  7. Forbes has put forward the road map for managing, systematizing and optimizing the marketing content supply chain: Own -> Reorganize -> Systemize -> Operationalize.
  8. Howard Tullman, CEO of 1871, the incubator space in the Merchandise Mart, knows his stuff! He believes search is out, and answers are in … and data and accessibility is driving this phenomenon. He also says context is more important than what you’re saying; ritual and regular is more important than frequency; reach, resonance, reaction. Raise is a really cool gift card app where you can buy unused gift cards at really low prices and retailers aren’t balking as they would rather get some revenue versus rebating the unused gift cards based on recent regulations.
  9. Mintel talked about the iGeneration, 5−14-year-olds, since we’re all tired of talking about Millennials. Interesting statistics that prove our country truly is a minority-majority: 5−14-yea-olds are 40 percent diverse today, 25 percent Hispanic, 10 percent African-American and 5 percent Asian. We, as marketers, need to wake up to this; or should have woken up to this a while ago.
  10. rFactor showed us some interesting social trends and success stories: social connect to CRM, segment based on sales criteria, and align key sales and marketing stakeholders.
  11. One large consultancy company measures success in terms of its clients’ financial results. An interesting approach that should be considered for clients who are open to innovative compensation structures.
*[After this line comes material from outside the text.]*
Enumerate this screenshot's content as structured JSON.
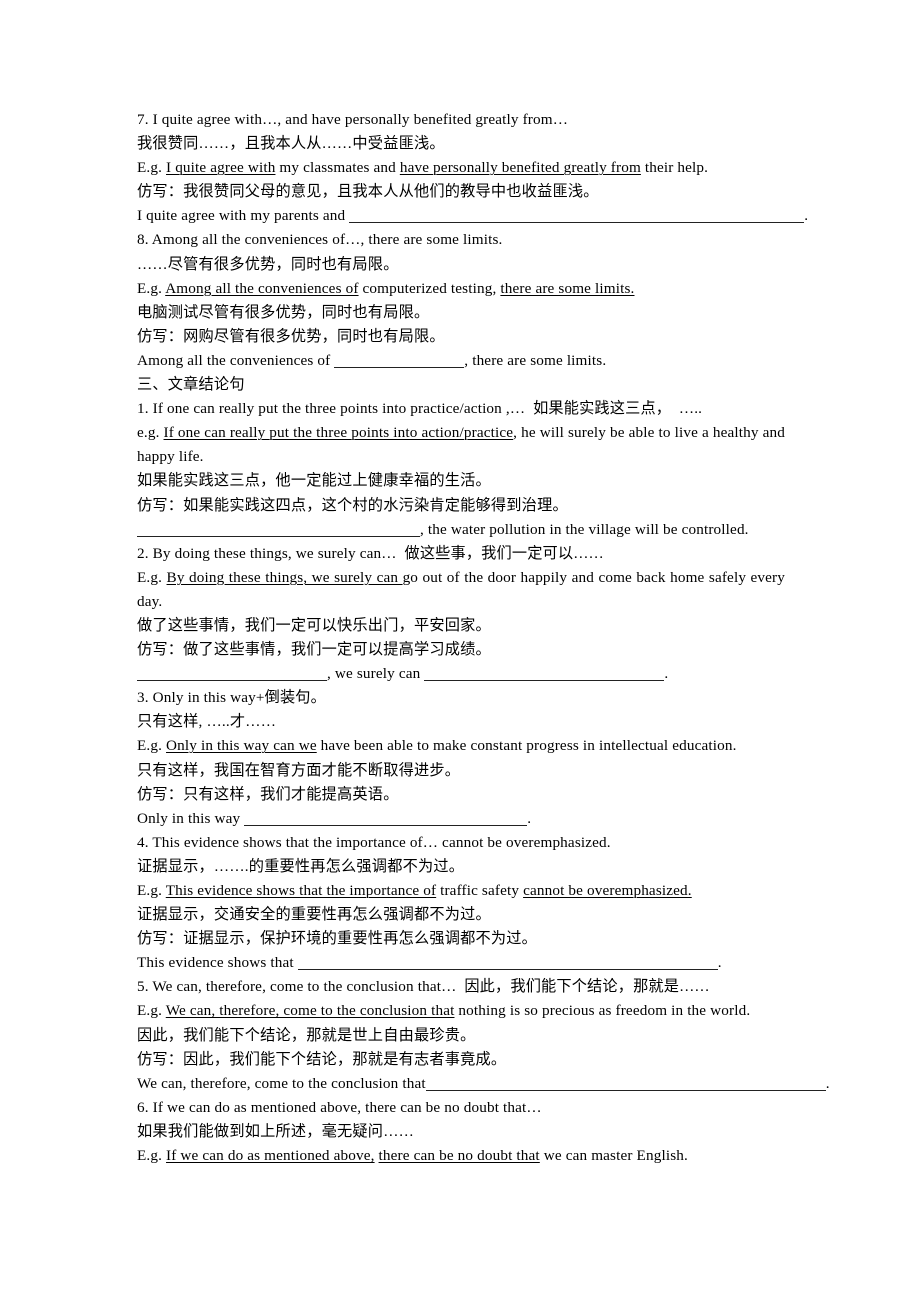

  12. I terribly missed my kids, Hudson and Sawyer. It was a powerfully packed two-day agenda, which I don’t regret being a part of at the very least, but I was glad to do the redeye in and out in order to limit my time away from my kids.

#WPINAR15